Some different ways to prove $\sum_k k\binom{n}{k} = n2^{n-1}$ were suggested. I’ll add a combinatorial proof by double counting. Consider pairs $(a,A)$ were $A$ is a subset of $\{1,\ldots,n\}$ and $a \in A$. The number of such pairs is $\sum_k k\binom{n}{k}$ since there are $\binom{n}{k}$ ways to choose a $k$-element subset $A$ and then $k$ possibilities to choose $a \in A$. On the other hand, you can first choose $a \in \{1,\ldots,n\}$ and then add any subset of the remaining $n-1$ elements to make $A$, so this gives $n2^{n-1}$ possibilities. Comparing the two results shows that $\sum_k k\binom{n}{k} = n2^{n-1}$.

One way to do this:
1) You are looking for $\sum_{k=0}^n k\binom{n}{k}$.
First, look at $f(x)=(1+x)^n=\sum_{k=0}^n \binom{n}{k}x^k$, (by Newton’s binomial theorem). Hence $2^n=\sum_{k=0}^n \binom{n}{k}$, by calculating $f(1)$. Now, define $g(x)=\sum_{k=0}^n k\binom{n}{k}x^k$. What you need is $g(1)$. Try expressing $g(x)$ through $f(x)$. (Hint: what is $g'(x)$?)
2) Notice that $\frac{1}{(k-1)k}=\frac{1}{k-1}-\frac{1}{k}$. Hence:
$\frac{1}{1\cdot 2} + \frac{1}{2\cdot 3}+\frac{1}{3\cdot 4} +\cdots+\frac{1}{(n-1)\cdot n}=\left(\frac{1}{1}-\frac{1}{2}\right)+\left(\frac{1}{2}-\frac{1}{3}\right)+\cdots+\left(\frac{1}{n-1}-\frac{1}{n}\right)$

1)

$$S_n=\sum_{k=0}^nk\frac{n!}{k!(n-k)!}=n\sum_{k=1}^n\frac{(n-1)!}{(k-1)!(n-k)!}=n\sum_{k=0}^{n-1}\binom{n-1}k=n2^{n-1}.$$
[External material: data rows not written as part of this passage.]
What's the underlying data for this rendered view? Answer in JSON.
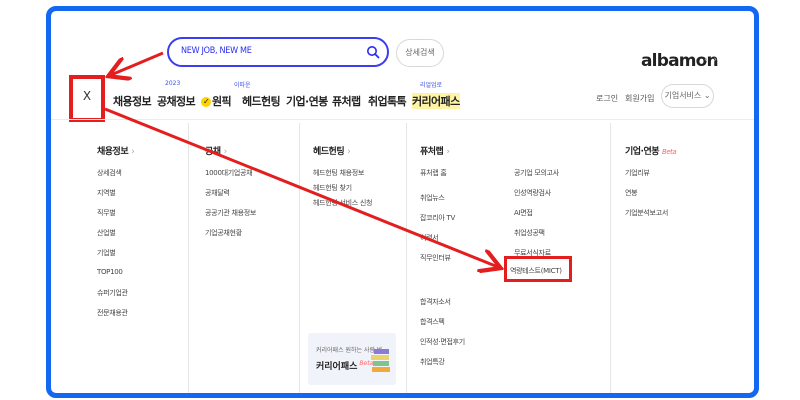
{
  "search": {
    "query": "NEW JOB, NEW ME",
    "icon": "search-icon"
  },
  "header": {
    "detail_search_label": "상세검색",
    "logo_text": "albamon",
    "logo_prev": "‹",
    "logo_next": "›"
  },
  "nav": {
    "close_label": "X",
    "items": [
      {
        "label": "채용정보",
        "badge": ""
      },
      {
        "label": "공채정보",
        "badge": "2023"
      },
      {
        "label": "원픽",
        "badge": "이따운"
      },
      {
        "label": "헤드헌팅",
        "badge": ""
      },
      {
        "label": "기업·연봉",
        "badge": ""
      },
      {
        "label": "퓨처랩",
        "badge": ""
      },
      {
        "label": "취업톡톡",
        "badge": ""
      },
      {
        "label": "커리어패스",
        "badge": "리얼업로"
      }
    ],
    "login_label": "로그인",
    "signup_label": "회원가입",
    "business_label": "기업서비스",
    "business_chevron": "⌄"
  },
  "menu": {
    "col1": {
      "title": "채용정보",
      "chev": "›",
      "items": [
        "상세검색",
        "지역별",
        "직무별",
        "산업별",
        "기업별",
        "TOP100",
        "슈퍼기업관",
        "전문채용관"
      ]
    },
    "col2": {
      "title": "공채",
      "chev": "›",
      "items": [
        "1000대기업공채",
        "공채달력",
        "공공기관 채용정보",
        "기업공채현황"
      ]
    },
    "col3": {
      "title": "헤드헌팅",
      "chev": "›",
      "items": [
        "헤드헌팅 채용정보",
        "헤드헌팅 찾기",
        "헤드헌팅 서비스 신청"
      ]
    },
    "col4": {
      "title": "퓨처랩",
      "chev": "›",
      "left_items": [
        "퓨처랩 홈",
        "취업뉴스",
        "잡코리아 TV",
        "이력서",
        "직무인터뷰"
      ],
      "right_items": [
        "공기업 모의고사",
        "인성역량검사",
        "AI면접",
        "취업성공팩",
        "무료서식자료",
        "역량테스트(MICT)"
      ],
      "bottom_items": [
        "합격자소서",
        "합격스펙",
        "인적성·면접후기",
        "취업특강"
      ]
    },
    "col5": {
      "title": "기업·연봉",
      "beta": "Beta",
      "items": [
        "기업리뷰",
        "연봉",
        "기업분석보고서"
      ]
    }
  },
  "banner": {
    "subtitle": "커리어패스 원하는 사람 봐,",
    "title": "커리어패스",
    "beta": "Beta"
  }
}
Then the inductive proof by $S_0=0,S_n-S_{n-1}=T_n$, is a little tedious:
$$S_n-S_{n-1} =\sum_{k=0}^nk\binom nk-\sum_{k=0}^{n-1}k\binom {n-1}k=n\binom nn+\sum_{k=0}^{n-1}k\left(\binom nk-\binom{n-1}k\right)\\ =n+\sum_{k=1}^{n-1}k\binom{n-1}{k-1} =n+\sum_{k=1}^{n-1}(k-1)\binom{n-1}{k-1}+\sum_{k=1}^{n-1}\binom{n-1}{k-1}\\ =n+\sum_{k=1}^{n-1}(k-1)\binom{n-1}{k-1}+\sum_{k=1}^{n-1}\binom{n-1}{k-1}\\ =n+\sum_{k=0}^{n-2}k\binom{n-1}k+\sum_{k=0}^{n-2}\binom{n-1}{k}\\ =n+S_{n-1}-(n-1)+2^{n-1}-1=S_{n-1}+2^{n-1}.$$

And on the other hand

$$T_n=S_n-S_{n-1}=n2^{n-1}-(n-1)2^{n-2}=(n-1)2^{n-2}+2^{n-1}$$

2)

As $\dfrac1{k(k+1)}=\dfrac1k-\dfrac1{k+1}$, the sum telescopes as

$$S_n=\frac1{n+1}-1.$$

This time, the proof by induction is trivial:

$$S_0=0,$$

$$T_n=S_n-S_{n-1}=\frac1{n+1}-1-\frac1n+1=\frac1{n(n+1)}.$$